Data about app and page elements:
====

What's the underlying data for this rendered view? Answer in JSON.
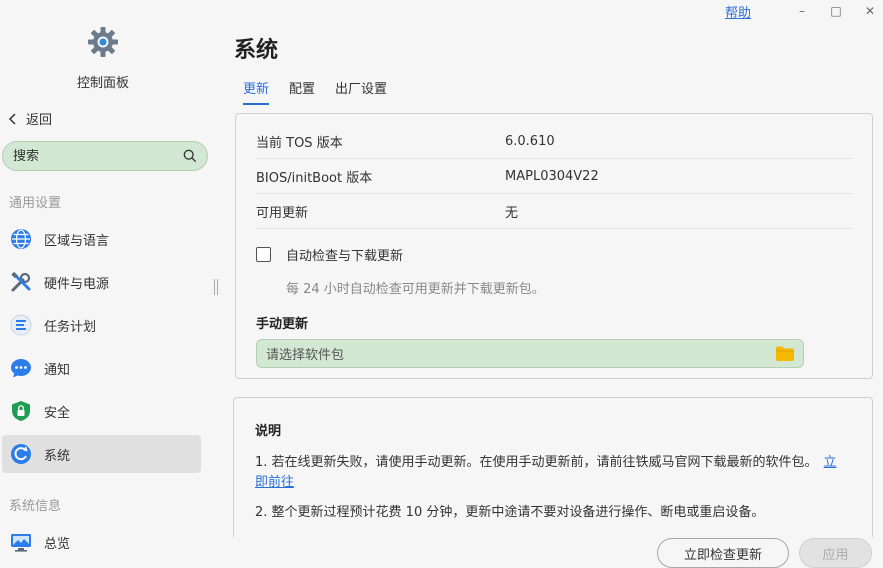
{
  "window": {
    "help_label": "帮助",
    "minimize_glyph": "–",
    "maximize_glyph": "□",
    "close_glyph": "✕"
  },
  "sidebar": {
    "header_title": "控制面板",
    "back_label": "返回",
    "search_placeholder": "搜索",
    "section_general": "通用设置",
    "items": [
      {
        "label": "区域与语言",
        "icon": "globe-icon"
      },
      {
        "label": "硬件与电源",
        "icon": "tools-icon"
      },
      {
        "label": "任务计划",
        "icon": "task-list-icon"
      },
      {
        "label": "通知",
        "icon": "chat-bubble-icon"
      },
      {
        "label": "安全",
        "icon": "shield-lock-icon"
      },
      {
        "label": "系统",
        "icon": "system-refresh-icon",
        "active": true
      }
    ],
    "section_info": "系统信息",
    "info_items": [
      {
        "label": "总览",
        "icon": "monitor-icon"
      }
    ]
  },
  "main": {
    "title": "系统",
    "tabs": [
      {
        "label": "更新",
        "active": true
      },
      {
        "label": "配置"
      },
      {
        "label": "出厂设置"
      }
    ],
    "update": {
      "rows": [
        {
          "key": "当前 TOS 版本",
          "value": "6.0.610"
        },
        {
          "key": "BIOS/initBoot 版本",
          "value": "MAPL0304V22"
        },
        {
          "key": "可用更新",
          "value": "无"
        }
      ],
      "auto_check_label": "自动检查与下载更新",
      "auto_check_checked": false,
      "auto_check_hint": "每 24 小时自动检查可用更新并下载更新包。",
      "manual_title": "手动更新",
      "file_placeholder": "请选择软件包"
    },
    "notes": {
      "title": "说明",
      "note1": "1. 若在线更新失败，请使用手动更新。在使用手动更新前，请前往铁威马官网下载最新的软件包。",
      "note1_link": "立即前往",
      "note2": "2. 整个更新过程预计花费 10 分钟，更新中途请不要对设备进行操作、断电或重启设备。"
    },
    "buttons": {
      "check_now": "立即检查更新",
      "apply": "应用"
    }
  },
  "colors": {
    "accent": "#2a6fd6",
    "highlight_green": "#d2e8d2",
    "active_item": "#e0e0e0",
    "folder": "#f5b800"
  }
}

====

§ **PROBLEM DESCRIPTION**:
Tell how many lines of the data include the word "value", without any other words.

§ **SOLUTION TO THIS TASK**:
3